One of the hallmarks of arthritis is a reduction of the cartilage in the joint space.

This study compared habitual knuckle crackers with non-knuckle crackers.  The looked at the thickness of their finger cartilage and hand grip strength.

They found the opposite of what you might think.  The habitual knuckle crackers actually hand thicker joint cartilage than the non-knuckle crackers at the end of the study.  Both groups had about the same grip strength as well.

Hand Surgery and Rehabilitation

Available online 11 October 2016

M.T. Yildizgören

Joint cracking involves a manipulation of the finger joints resulting in an audible crack. This study aimed to determine whether habitual knuckle cracking (KC) leads to an alteration in grip strength and metacarpal head (MH) cartilage thickness. Thirty-five habitual knuckle crackers (cracking their joints ≥5 times/day) (20 M, 15 F, aged 19–27 years) and 35 age-, gender-, and body mass index-matched non-crackers were enrolled in the study. MH cartilage thickness was measured with ultrasound and grip strength was measured with an analog Jamar hand dynamometer.
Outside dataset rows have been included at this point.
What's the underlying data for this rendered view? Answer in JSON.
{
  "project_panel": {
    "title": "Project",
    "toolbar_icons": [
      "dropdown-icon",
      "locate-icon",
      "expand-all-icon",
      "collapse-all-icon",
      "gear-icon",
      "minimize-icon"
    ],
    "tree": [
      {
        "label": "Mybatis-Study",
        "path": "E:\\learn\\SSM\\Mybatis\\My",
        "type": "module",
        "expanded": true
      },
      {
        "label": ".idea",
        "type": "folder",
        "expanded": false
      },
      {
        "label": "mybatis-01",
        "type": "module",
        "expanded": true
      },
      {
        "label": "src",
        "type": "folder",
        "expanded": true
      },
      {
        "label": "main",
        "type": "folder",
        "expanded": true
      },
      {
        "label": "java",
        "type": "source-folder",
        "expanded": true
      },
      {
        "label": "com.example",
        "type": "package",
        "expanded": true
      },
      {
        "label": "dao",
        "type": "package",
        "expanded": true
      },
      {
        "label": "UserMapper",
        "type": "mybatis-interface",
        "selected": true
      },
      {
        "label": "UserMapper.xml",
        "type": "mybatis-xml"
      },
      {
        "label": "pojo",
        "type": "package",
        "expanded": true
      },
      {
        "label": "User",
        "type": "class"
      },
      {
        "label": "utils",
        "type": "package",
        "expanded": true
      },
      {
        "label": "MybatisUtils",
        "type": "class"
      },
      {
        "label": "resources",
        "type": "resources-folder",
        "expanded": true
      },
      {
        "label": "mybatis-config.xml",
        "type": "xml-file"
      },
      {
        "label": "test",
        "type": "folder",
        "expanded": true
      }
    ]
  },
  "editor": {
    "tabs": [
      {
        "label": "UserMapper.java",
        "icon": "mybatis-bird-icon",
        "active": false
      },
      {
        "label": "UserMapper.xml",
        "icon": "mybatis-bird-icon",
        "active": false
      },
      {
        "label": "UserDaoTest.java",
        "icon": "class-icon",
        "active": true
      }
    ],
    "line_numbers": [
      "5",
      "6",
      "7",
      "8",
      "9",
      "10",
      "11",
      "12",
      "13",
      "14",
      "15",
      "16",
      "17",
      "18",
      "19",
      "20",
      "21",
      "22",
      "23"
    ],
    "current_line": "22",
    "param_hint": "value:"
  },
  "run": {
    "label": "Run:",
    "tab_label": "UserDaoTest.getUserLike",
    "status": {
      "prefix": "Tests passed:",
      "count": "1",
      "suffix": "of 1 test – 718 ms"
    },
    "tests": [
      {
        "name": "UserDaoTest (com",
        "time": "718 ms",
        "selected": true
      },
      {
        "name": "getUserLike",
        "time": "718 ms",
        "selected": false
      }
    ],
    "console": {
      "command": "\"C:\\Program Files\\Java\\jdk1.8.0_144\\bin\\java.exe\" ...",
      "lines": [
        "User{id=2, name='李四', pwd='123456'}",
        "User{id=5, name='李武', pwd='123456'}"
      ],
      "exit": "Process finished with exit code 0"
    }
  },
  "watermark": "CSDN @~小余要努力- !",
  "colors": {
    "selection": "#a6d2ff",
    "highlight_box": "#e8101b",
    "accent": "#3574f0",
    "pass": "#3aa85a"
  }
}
Grip strength was similar between groups (P > 0.05). Habitual knuckle crackers had thicker MH cartilage in the dominant and non-dominant hands than those of the controls (P = 0.038 and P = 0.005, respectively). There was no correlation between MH cartilage thickness and grip strength in both groups (P > 0.05). While habitual KC does not affect handgrip strength, it appears to be associated with increased MH cartilage thickness.

Journal Abstract